Monthly Archives: November 2012

The Challenge of Four-Status Model of eLearning: Principles Toward a New Understanding for Healthcare Professionals

In many industries, a growing need for distance education exists. This is especially true in the healthcare industry where new knowledge is essential to enhance patient care.  Professional requirements also require hospital staff to learn new information.  In this article, Turnbull, Wills, and Gobbi (2011) talk about eLearning in a nursing program in Thailand and how they faced challenges due to several factors.  They mention that one needs to critically consider the factors of infrastructure, finance, policies, and culture (IF-PC) when deciding to pursue eLearning as a source of teaching, since there are many drivers and barriers to eLearning.

Gobbit et. al (2001) conducted a mixed method study consisting of interviews, questionnaires, and surveys.  The study examined the eLearning program at this nursing college in Thailand and came up with several findings.  Benefits of eLearning can be great due to the access of new knowledge, allowing hospital staff to enhance patient care.  However, technological barriers prevent many from being able to utilize such resources.  For example, many of the staff members were unable to access computers, while others had slow Internet connections. According to the author, the success of an eLearning program can be strongly influenced by the four domains mentioned in the article (infrastructure, finance, policies, and culture).

 

Turnbull, N., Willis, G.B., & Gobbi, M.O. (2010).  The challenge to the four-status e-learning model for healthcare professionals: a critique on a developing world case study.  Paper presented at the 3rd International Conference of Education, Research and Innovation, November 15-17, 2010, Madrid, Spain.

 

Financial Benefits of eLearning

Companies are rapidly implementing eLearning as a method of training.  The eLearning sector as a vehicle for training is becoming larger as technology gets cheaper and more advanced.  According to Nichols (2004), the way eLearning benefits companies is that it is lower in cost while it has a higher output through automation.  The author writes in his article that the financial benefits still need to be considered when deciding to pursue eLearning training.  As with all decisions, there exist benefits as well as drawbacks.

One of the drawbacks to eLearning initiatives is that there exists a high fixed cost.  Some of the costs related to eLearning are personnel (Instructional System Designers, eLearning developers, curriculum developers, programmers, graphic designers, and a few others).  Additionally, the level of interaction and simulations significantly affects costs as well.  For example, a course on sexual harassment might decide to include a video scenario using professional actors rather than text with images.

On the other hand, the benefit of turning training into eLearning over instructor led courses (ILTs) is that learning of new knowledge is much quicker than the traditional methods.  For example, a company introducing a new technology to its employees requires tremendous amount of knowledge transfer.  Providing eLearning training allows employees to learn them quickly at their own pace.  Contrastingly, providing instructor led training can take much longer to learn the new knowledge since training depends on the speed of the trainer.
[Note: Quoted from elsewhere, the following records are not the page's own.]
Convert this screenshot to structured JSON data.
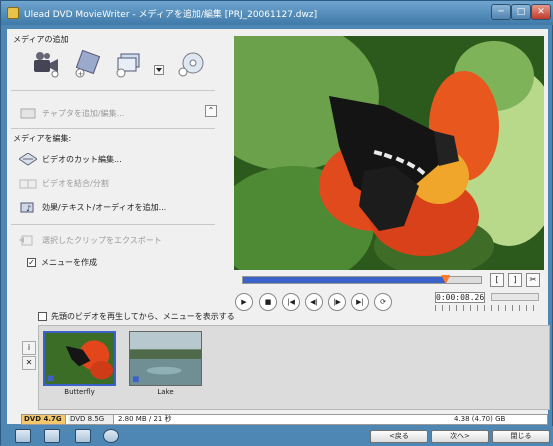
{
  "window": {
    "title": "Ulead DVD MovieWriter - メディアを追加/編集 [PRJ_20061127.dwz]",
    "min": "─",
    "max": "□",
    "close": "✕"
  },
  "left": {
    "add_media_label": "メディアの追加",
    "chapter_label": "チャプタを追加/編集...",
    "edit_media_label": "メディアを編集:",
    "cut_edit_label": "ビデオのカット編集...",
    "merge_split_label": "ビデオを結合/分割",
    "effects_label": "効果/テキスト/オーディオを追加...",
    "export_label": "選択したクリップをエクスポート",
    "create_menu_label": "メニューを作成",
    "collapse_glyph": "⌃"
  },
  "player": {
    "timecode": "0:00:08.26",
    "progress": 0.85,
    "trim_in": "[",
    "trim_out": "]",
    "scissors": "✂",
    "controls": [
      "▶",
      "■",
      "|◀",
      "◀|",
      "|▶",
      "▶|",
      "⟳"
    ]
  },
  "tray": {
    "play_first_label": "先頭のビデオを再生してから、メニューを表示する",
    "info_glyph": "i",
    "close_glyph": "✕",
    "clips": [
      {
        "label": "Butterfly"
      },
      {
        "label": "Lake"
      }
    ]
  },
  "capacity": {
    "dvd47": "DVD 4.7G",
    "dvd85": "DVD 8.5G",
    "used": "2.80 MB / 21 秒",
    "remaining": "4.38 (4.70) GB"
  },
  "nav": {
    "back": "<戻る",
    "next": "次へ>",
    "close": "閉じる"
  },
  "colors": {
    "accent": "#3a62c8",
    "seek_thumb": "#ff7a2a",
    "window": "#4e86b4"
  }
}
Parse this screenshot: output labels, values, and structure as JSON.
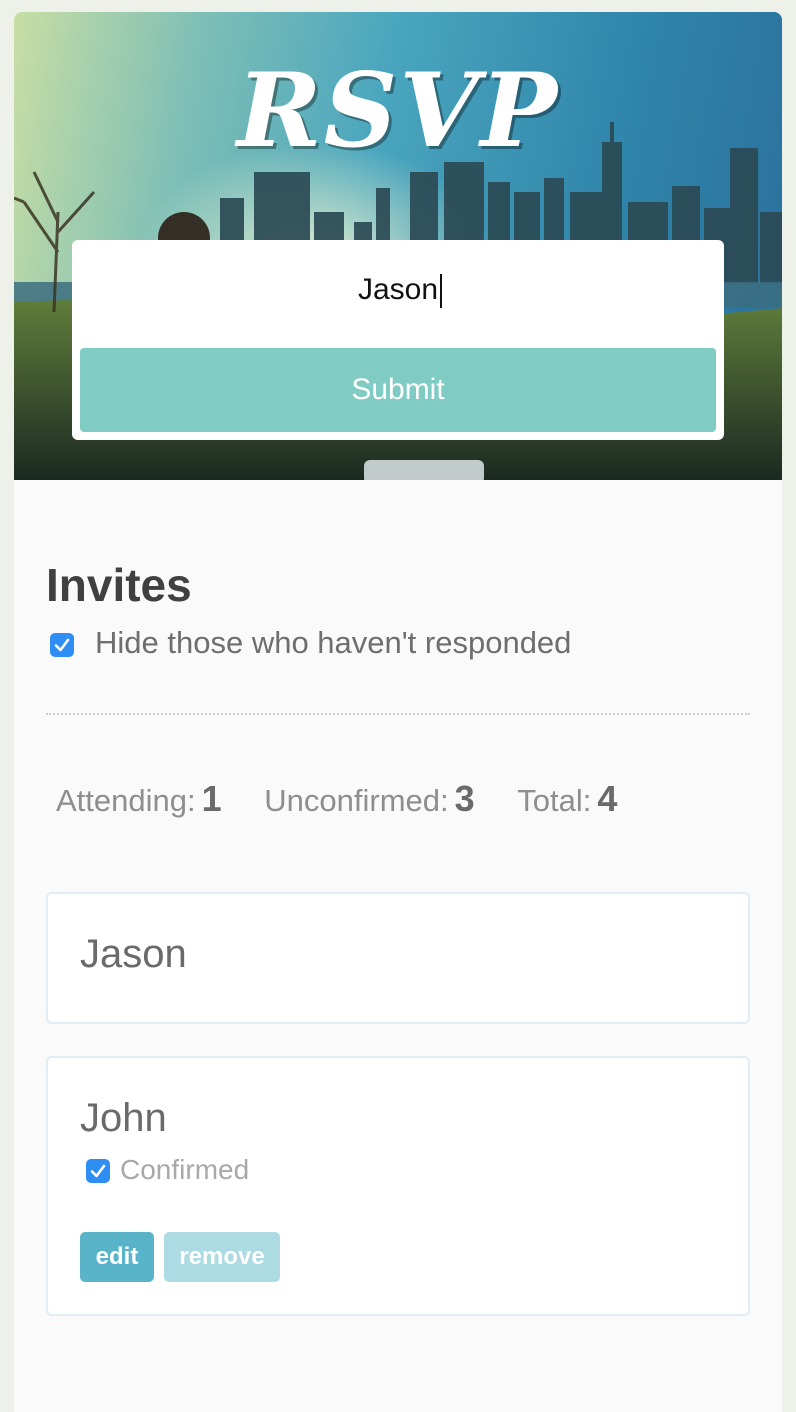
{
  "header": {
    "logo_text": "RSVP"
  },
  "form": {
    "name_value": "Jason",
    "submit_label": "Submit"
  },
  "invites": {
    "title": "Invites",
    "hide_label": "Hide those who haven't responded",
    "hide_checked": true
  },
  "stats": {
    "attending_label": "Attending:",
    "attending_value": "1",
    "unconfirmed_label": "Unconfirmed:",
    "unconfirmed_value": "3",
    "total_label": "Total:",
    "total_value": "4"
  },
  "guests": [
    {
      "name": "Jason"
    },
    {
      "name": "John",
      "confirmed_label": "Confirmed",
      "confirmed": true,
      "edit_label": "edit",
      "remove_label": "remove"
    }
  ],
  "colors": {
    "accent": "#80cbc4",
    "checkbox": "#2f8ef4",
    "edit": "#59b4ca",
    "remove": "#acdbe4"
  }
}
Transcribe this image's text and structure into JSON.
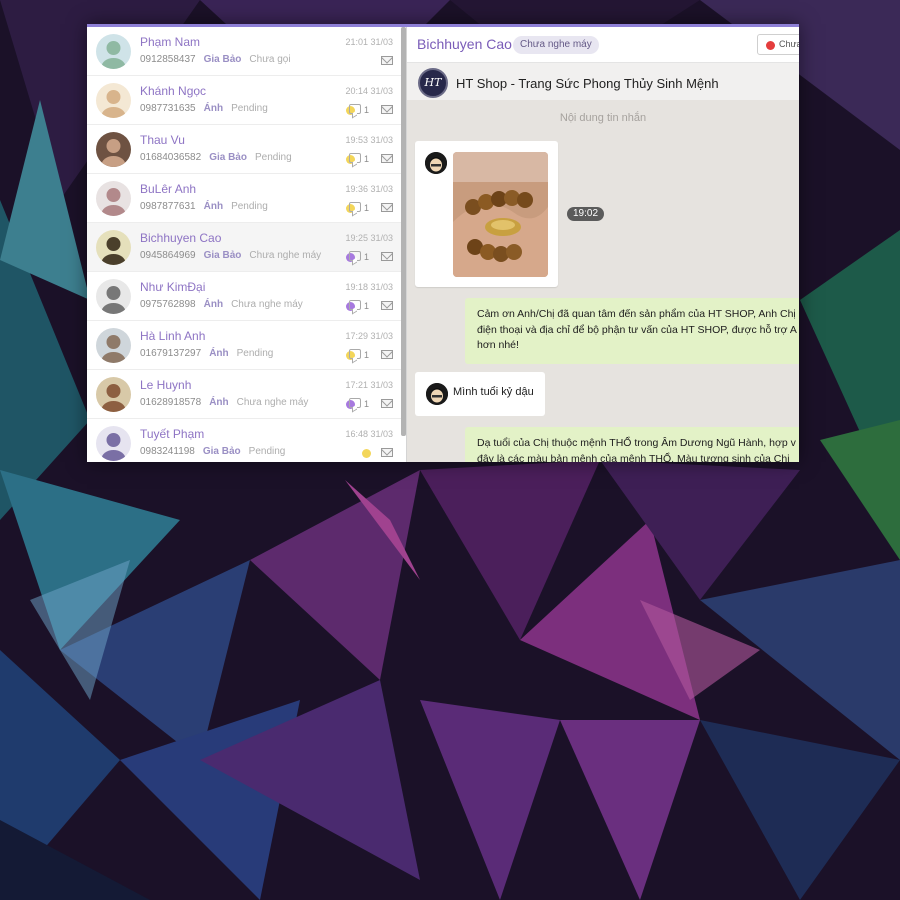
{
  "conversations": [
    {
      "name": "Phạm Nam",
      "phone": "0912858437",
      "agent": "Gia Bảo",
      "status": "Chưa gọi",
      "time": "21:01 31/03",
      "dot_color": null,
      "count": null
    },
    {
      "name": "Khánh Ngọc",
      "phone": "0987731635",
      "agent": "Ánh",
      "status": "Pending",
      "time": "20:14 31/03",
      "dot_color": "#f3d65a",
      "count": "1"
    },
    {
      "name": "Thau Vu",
      "phone": "01684036582",
      "agent": "Gia Bảo",
      "status": "Pending",
      "time": "19:53 31/03",
      "dot_color": "#f3d65a",
      "count": "1"
    },
    {
      "name": "BuLêr Anh",
      "phone": "0987877631",
      "agent": "Ánh",
      "status": "Pending",
      "time": "19:36 31/03",
      "dot_color": "#f3d65a",
      "count": "1"
    },
    {
      "name": "Bichhuyen Cao",
      "phone": "0945864969",
      "agent": "Gia Bảo",
      "status": "Chưa nghe máy",
      "time": "19:25 31/03",
      "dot_color": "#a779df",
      "count": "1"
    },
    {
      "name": "Như KimĐại",
      "phone": "0975762898",
      "agent": "Ánh",
      "status": "Chưa nghe máy",
      "time": "19:18 31/03",
      "dot_color": "#a779df",
      "count": "1"
    },
    {
      "name": "Hà Linh Anh",
      "phone": "01679137297",
      "agent": "Ánh",
      "status": "Pending",
      "time": "17:29 31/03",
      "dot_color": "#f3d65a",
      "count": "1"
    },
    {
      "name": "Le Huynh",
      "phone": "01628918578",
      "agent": "Ánh",
      "status": "Chưa nghe máy",
      "time": "17:21 31/03",
      "dot_color": "#a779df",
      "count": "1"
    },
    {
      "name": "Tuyết Phạm",
      "phone": "0983241198",
      "agent": "Gia Bảo",
      "status": "Pending",
      "time": "16:48 31/03",
      "dot_color": "#f3d65a",
      "count": null
    }
  ],
  "chat": {
    "title": "Bichhuyen Cao",
    "status": "Chưa nghe máy",
    "header_button": "Chưa",
    "shop_logo_text": "HT",
    "shop_name": "HT Shop - Trang Sức Phong Thủy Sinh Mệnh",
    "message_hint": "Nội dung tin nhắn",
    "image_time": "19:02",
    "reply1": [
      "Cảm ơn Anh/Chị đã quan tâm đến sản phẩm của HT SHOP, Anh Chị",
      "điện thoại và địa chỉ để bộ phận tư vấn của HT SHOP, được hỗ trợ A",
      "hơn nhé!"
    ],
    "incoming": "Mình tuổi kỷ dậu",
    "reply2": [
      "Dạ tuổi của Chị thuộc mệnh THỔ trong Âm Dương Ngũ Hành, hợp v",
      "đây là các màu bản mệnh của mệnh THỔ. Màu tương sinh của Chị"
    ]
  },
  "colors": {
    "accent": "#8e74c4",
    "pending": "#f3d65a",
    "not_answered": "#a779df",
    "outgoing_bubble": "#e3f2c7"
  }
}
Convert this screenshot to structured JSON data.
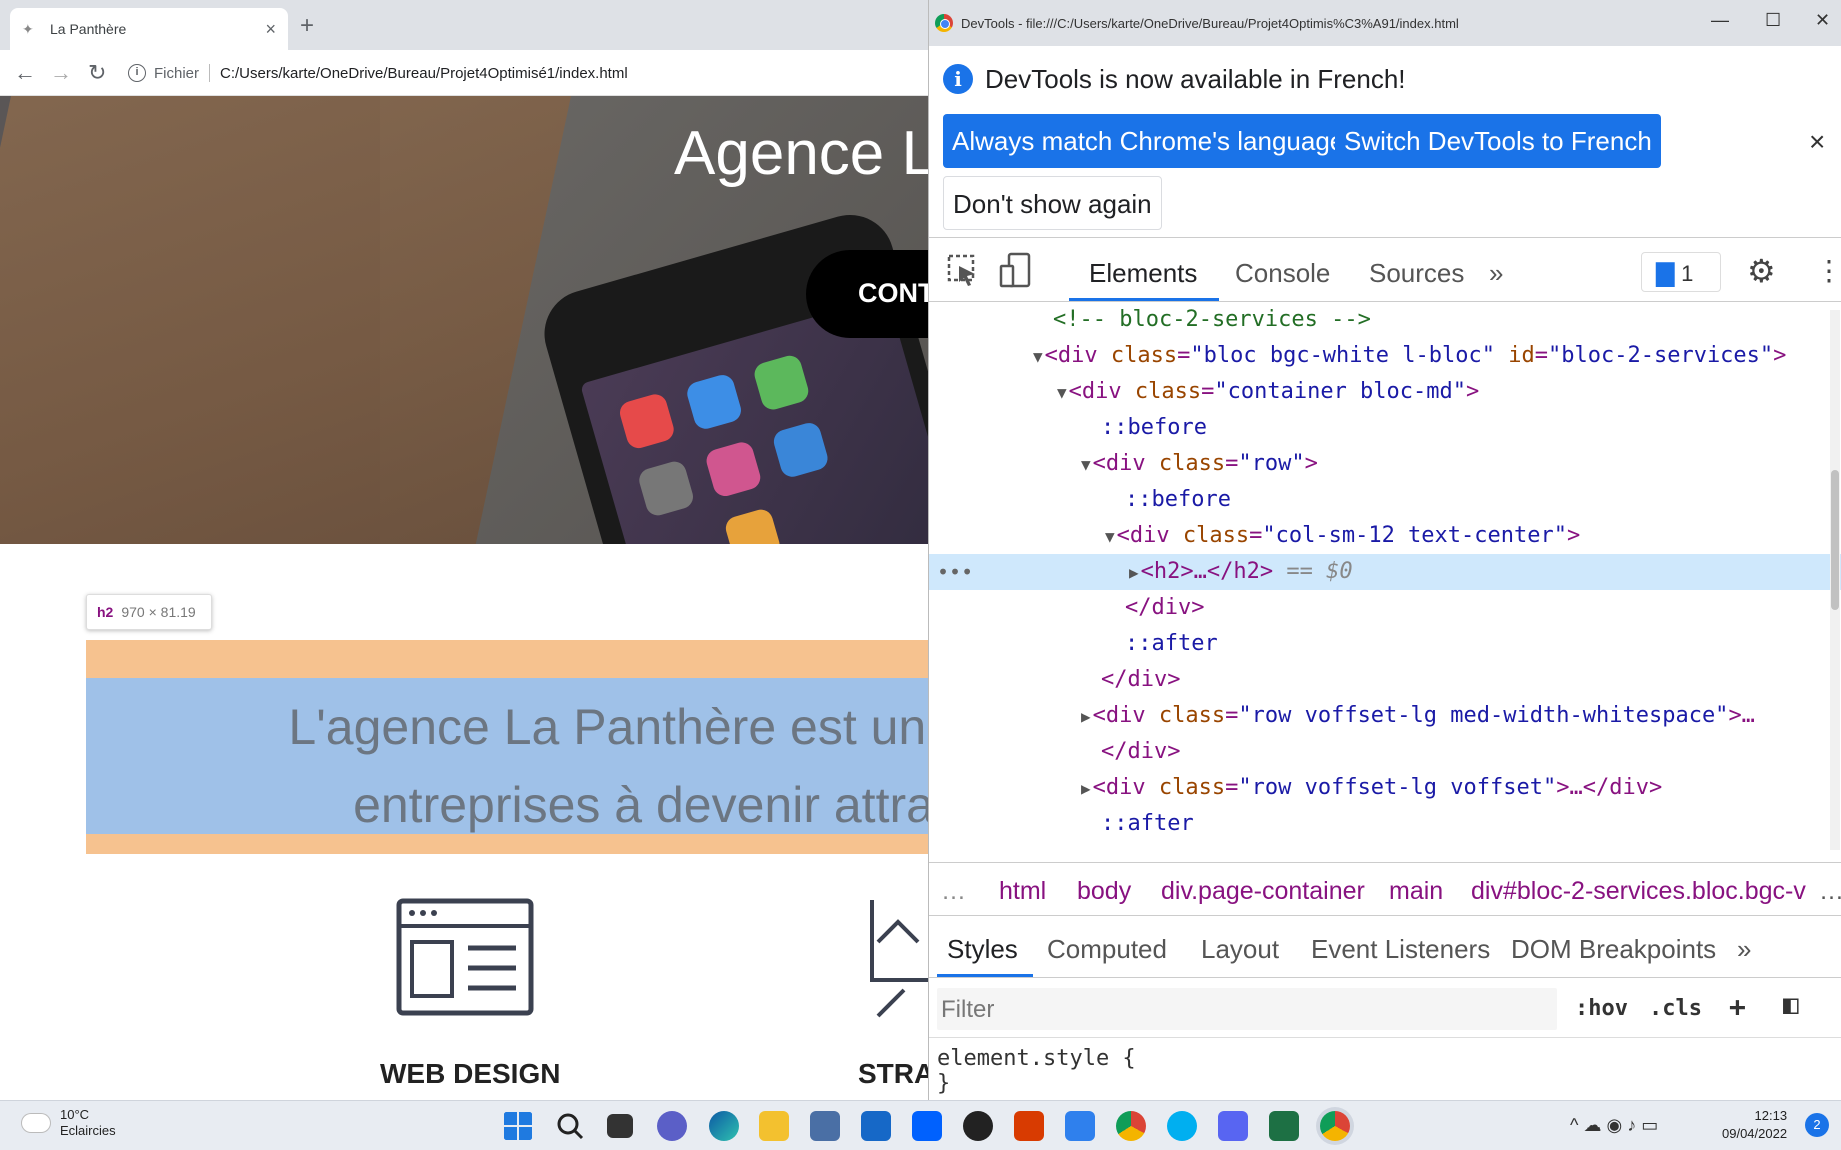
{
  "browser": {
    "tab_title": "La Panthère",
    "address_scheme": "Fichier",
    "address": "C:/Users/karte/OneDrive/Bureau/Projet4Optimisé1/index.html"
  },
  "page": {
    "hero_title": "Agence La",
    "cta_label": "CONT",
    "tooltip_tag": "h2",
    "tooltip_dims": "970 × 81.19",
    "h2_line1": "L'agence La Panthère est une ag",
    "h2_line2": "entreprises à devenir attrac",
    "services": [
      {
        "title": "WEB DESIGN"
      },
      {
        "title": "STRA"
      }
    ]
  },
  "devtools": {
    "window_title": "DevTools - file:///C:/Users/karte/OneDrive/Bureau/Projet4Optimis%C3%A91/index.html",
    "info_message": "DevTools is now available in French!",
    "btn_match": "Always match Chrome's language",
    "btn_switch": "Switch DevTools to French",
    "btn_dont_show": "Don't show again",
    "tabs": [
      "Elements",
      "Console",
      "Sources"
    ],
    "issues_count": "1",
    "tree": [
      {
        "text": "<!-- bloc-2-services -->"
      },
      {
        "tag": "<div",
        "attrs": [
          [
            "class",
            "\"bloc bgc-white l-bloc\""
          ],
          [
            "id",
            "\"bloc-2-services\""
          ]
        ],
        "end": ">"
      },
      {
        "tag": "<div",
        "attrs": [
          [
            "class",
            "\"container bloc-md\""
          ]
        ],
        "end": ">"
      },
      {
        "pseudo": "::before"
      },
      {
        "tag": "<div",
        "attrs": [
          [
            "class",
            "\"row\""
          ]
        ],
        "end": ">"
      },
      {
        "pseudo": "::before"
      },
      {
        "tag": "<div",
        "attrs": [
          [
            "class",
            "\"col-sm-12 text-center\""
          ]
        ],
        "end": ">"
      },
      {
        "sel_tag": "<h2>…</h2>",
        "sel_suffix": "== $0"
      },
      {
        "close": "</div>"
      },
      {
        "pseudo": "::after"
      },
      {
        "close": "</div>"
      },
      {
        "tag": "<div",
        "attrs": [
          [
            "class",
            "\"row voffset-lg med-width-whitespace\""
          ]
        ],
        "end": ">…"
      },
      {
        "close": "</div>"
      },
      {
        "tag": "<div",
        "attrs": [
          [
            "class",
            "\"row voffset-lg voffset\""
          ]
        ],
        "end": ">…</div>"
      },
      {
        "pseudo": "::after"
      }
    ],
    "breadcrumbs": [
      "html",
      "body",
      "div.page-container",
      "main",
      "div#bloc-2-services.bloc.bgc-v"
    ],
    "styles_tabs": [
      "Styles",
      "Computed",
      "Layout",
      "Event Listeners",
      "DOM Breakpoints"
    ],
    "filter_placeholder": "Filter",
    "hov": ":hov",
    "cls": ".cls",
    "rule_selector": "element.style {",
    "rule_close": "}"
  },
  "taskbar": {
    "temperature": "10°C",
    "weather": "Eclaircies",
    "time": "12:13",
    "date": "09/04/2022",
    "notifications": "2"
  }
}
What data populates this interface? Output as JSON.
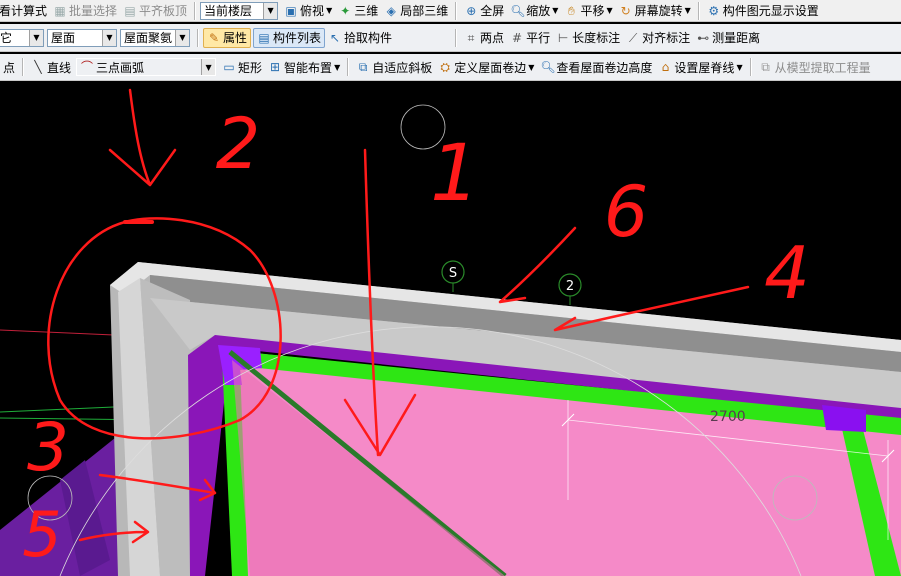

When an organization decides to implement eLearning as a form of training, Nichols (2004) writes that it should depend on the contribution to cost, quality, service, and speed.  Although some aspects of the projected costs may be subjective, the author suggests that it can play a contributing factor in the decision making process, while getting “buy-in” from managers and directors (p. 33).

Nichols, M. (2004).  The financial benefits of eLearning.  Journal of Distance Learning, 8 (1), 25-33.